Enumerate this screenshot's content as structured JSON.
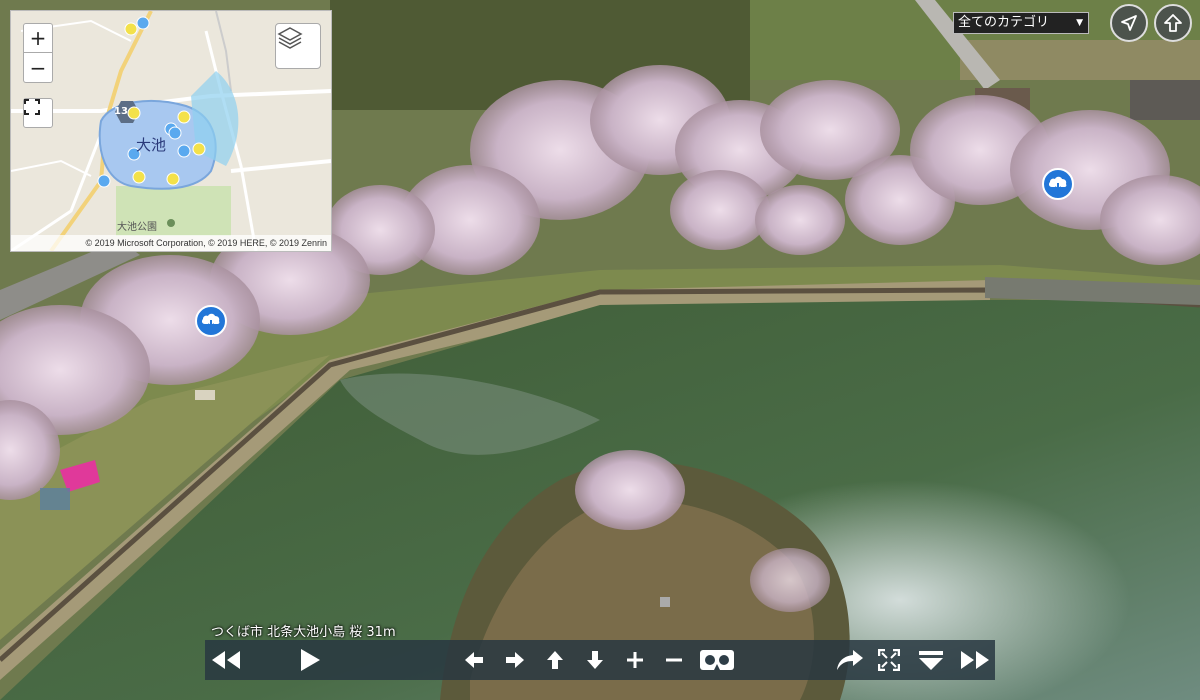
{
  "minimap": {
    "zoom_in": "+",
    "zoom_out": "−",
    "lake_label": "大池",
    "park_label": "大池公園",
    "route_number": "13",
    "copyright": "© 2019 Microsoft Corporation, © 2019 HERE, © 2019 Zenrin",
    "marker_colors": {
      "yellow": "#f3e14a",
      "blue": "#5aa9ef"
    }
  },
  "top_right": {
    "category_label": "全てのカテゴリ",
    "icons": [
      "locate-arrow-icon",
      "up-arrow-icon"
    ]
  },
  "hotspots": {
    "color": "#2276d8",
    "icon": "cloud-download-icon"
  },
  "toolbar": {
    "caption": "つくば市 北条大池小島 桜 31m",
    "buttons": [
      "rewind-icon",
      "play-icon",
      "pan-left-icon",
      "pan-right-icon",
      "pan-up-icon",
      "pan-down-icon",
      "zoom-in-icon",
      "zoom-out-icon",
      "vr-goggles-icon",
      "share-icon",
      "fullscreen-icon",
      "dropdown-icon",
      "fast-forward-icon"
    ]
  }
}
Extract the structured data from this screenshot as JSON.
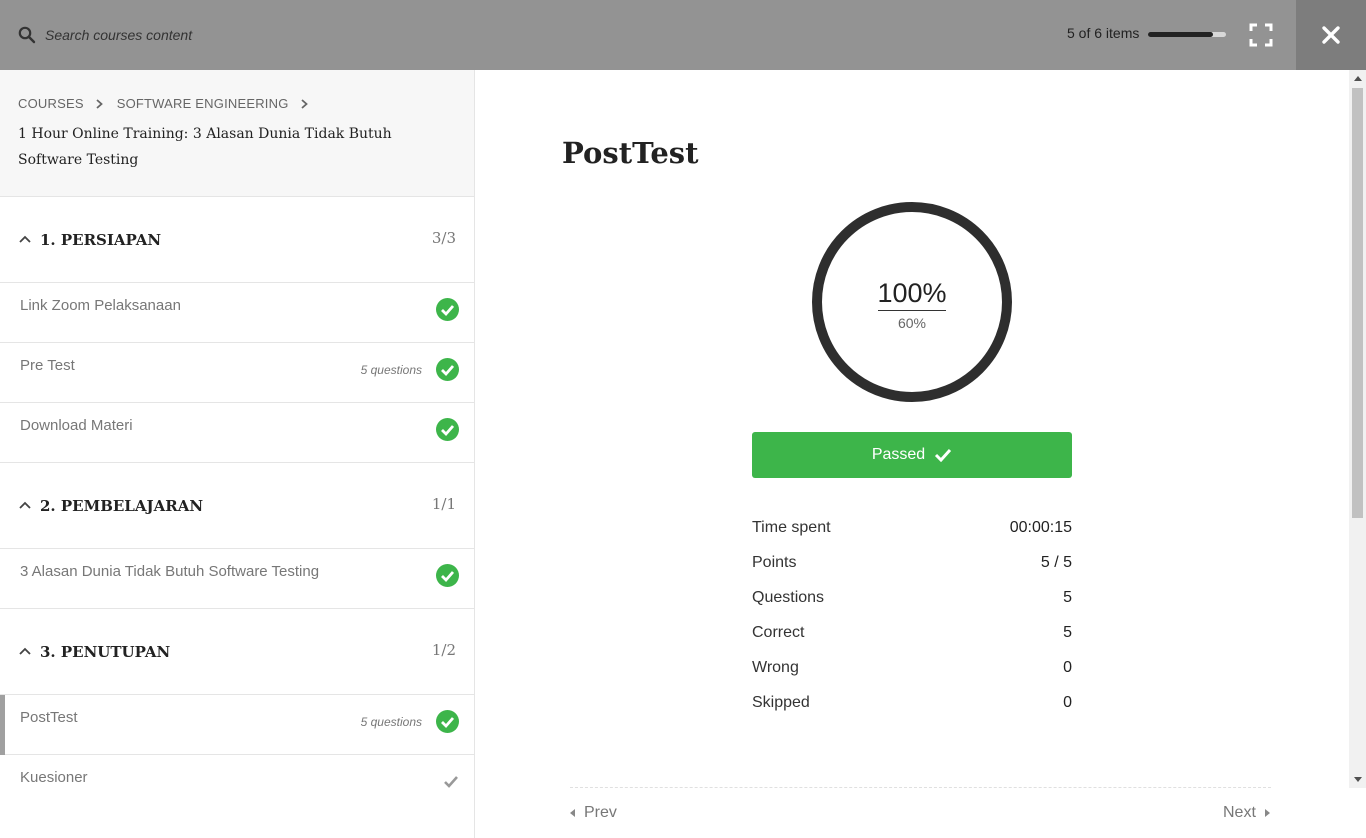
{
  "topbar": {
    "search_placeholder": "Search courses content",
    "items_count": "5 of 6 items",
    "progress_fraction": 0.83
  },
  "sidebar": {
    "breadcrumb": [
      "COURSES",
      "SOFTWARE ENGINEERING"
    ],
    "course_title": "1 Hour Online Training: 3 Alasan Dunia Tidak Butuh Software Testing",
    "sections": [
      {
        "title": "1. PERSIAPAN",
        "count": "3/3",
        "items": [
          {
            "title": "Link Zoom Pelaksanaan",
            "meta": "",
            "status": "completed"
          },
          {
            "title": "Pre Test",
            "meta": "5 questions",
            "status": "completed"
          },
          {
            "title": "Download Materi",
            "meta": "",
            "status": "completed"
          }
        ]
      },
      {
        "title": "2. PEMBELAJARAN",
        "count": "1/1",
        "items": [
          {
            "title": "3 Alasan Dunia Tidak Butuh Software Testing",
            "meta": "",
            "status": "completed"
          }
        ]
      },
      {
        "title": "3. PENUTUPAN",
        "count": "1/2",
        "items": [
          {
            "title": "PostTest",
            "meta": "5 questions",
            "status": "completed",
            "active": true
          },
          {
            "title": "Kuesioner",
            "meta": "",
            "status": "unfinished"
          }
        ]
      }
    ]
  },
  "main": {
    "title": "PostTest",
    "score": "100%",
    "passing_grade": "60%",
    "result_label": "Passed",
    "stats": [
      {
        "label": "Time spent",
        "value": "00:00:15"
      },
      {
        "label": "Points",
        "value": "5 / 5"
      },
      {
        "label": "Questions",
        "value": "5"
      },
      {
        "label": "Correct",
        "value": "5"
      },
      {
        "label": "Wrong",
        "value": "0"
      },
      {
        "label": "Skipped",
        "value": "0"
      }
    ],
    "prev_label": "Prev",
    "next_label": "Next"
  },
  "colors": {
    "topbar": "#939393",
    "close_bg": "#7d7d7d",
    "success": "#3db54a",
    "ring": "#2e2e2e"
  }
}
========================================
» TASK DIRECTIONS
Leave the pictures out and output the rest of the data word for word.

» RESPONSE TO THIS TASK
Enumerate this screenshot's content as structured JSON.
{
  "minimap": {
    "zoom_in": "+",
    "zoom_out": "−",
    "lake_label": "大池",
    "park_label": "大池公園",
    "route_number": "13",
    "copyright": "© 2019 Microsoft Corporation, © 2019 HERE, © 2019 Zenrin",
    "marker_colors": {
      "yellow": "#f3e14a",
      "blue": "#5aa9ef"
    }
  },
  "top_right": {
    "category_label": "全てのカテゴリ",
    "icons": [
      "locate-arrow-icon",
      "up-arrow-icon"
    ]
  },
  "hotspots": {
    "color": "#2276d8",
    "icon": "cloud-download-icon"
  },
  "toolbar": {
    "caption": "つくば市 北条大池小島 桜 31m",
    "buttons": [
      "rewind-icon",
      "play-icon",
      "pan-left-icon",
      "pan-right-icon",
      "pan-up-icon",
      "pan-down-icon",
      "zoom-in-icon",
      "zoom-out-icon",
      "vr-goggles-icon",
      "share-icon",
      "fullscreen-icon",
      "dropdown-icon",
      "fast-forward-icon"
    ]
  }
}
Extract the structured data from this screenshot as JSON.
{
  "topbar": {
    "search_placeholder": "Search courses content",
    "items_count": "5 of 6 items",
    "progress_fraction": 0.83
  },
  "sidebar": {
    "breadcrumb": [
      "COURSES",
      "SOFTWARE ENGINEERING"
    ],
    "course_title": "1 Hour Online Training: 3 Alasan Dunia Tidak Butuh Software Testing",
    "sections": [
      {
        "title": "1. PERSIAPAN",
        "count": "3/3",
        "items": [
          {
            "title": "Link Zoom Pelaksanaan",
            "meta": "",
            "status": "completed"
          },
          {
            "title": "Pre Test",
            "meta": "5 questions",
            "status": "completed"
          },
          {
            "title": "Download Materi",
            "meta": "",
            "status": "completed"
          }
        ]
      },
      {
        "title": "2. PEMBELAJARAN",
        "count": "1/1",
        "items": [
          {
            "title": "3 Alasan Dunia Tidak Butuh Software Testing",
            "meta": "",
            "status": "completed"
          }
        ]
      },
      {
        "title": "3. PENUTUPAN",
        "count": "1/2",
        "items": [
          {
            "title": "PostTest",
            "meta": "5 questions",
            "status": "completed",
            "active": true
          },
          {
            "title": "Kuesioner",
            "meta": "",
            "status": "unfinished"
          }
        ]
      }
    ]
  },
  "main": {
    "title": "PostTest",
    "score": "100%",
    "passing_grade": "60%",
    "result_label": "Passed",
    "stats": [
      {
        "label": "Time spent",
        "value": "00:00:15"
      },
      {
        "label": "Points",
        "value": "5 / 5"
      },
      {
        "label": "Questions",
        "value": "5"
      },
      {
        "label": "Correct",
        "value": "5"
      },
      {
        "label": "Wrong",
        "value": "0"
      },
      {
        "label": "Skipped",
        "value": "0"
      }
    ],
    "prev_label": "Prev",
    "next_label": "Next"
  },
  "colors": {
    "topbar": "#939393",
    "close_bg": "#7d7d7d",
    "success": "#3db54a",
    "ring": "#2e2e2e"
  }
}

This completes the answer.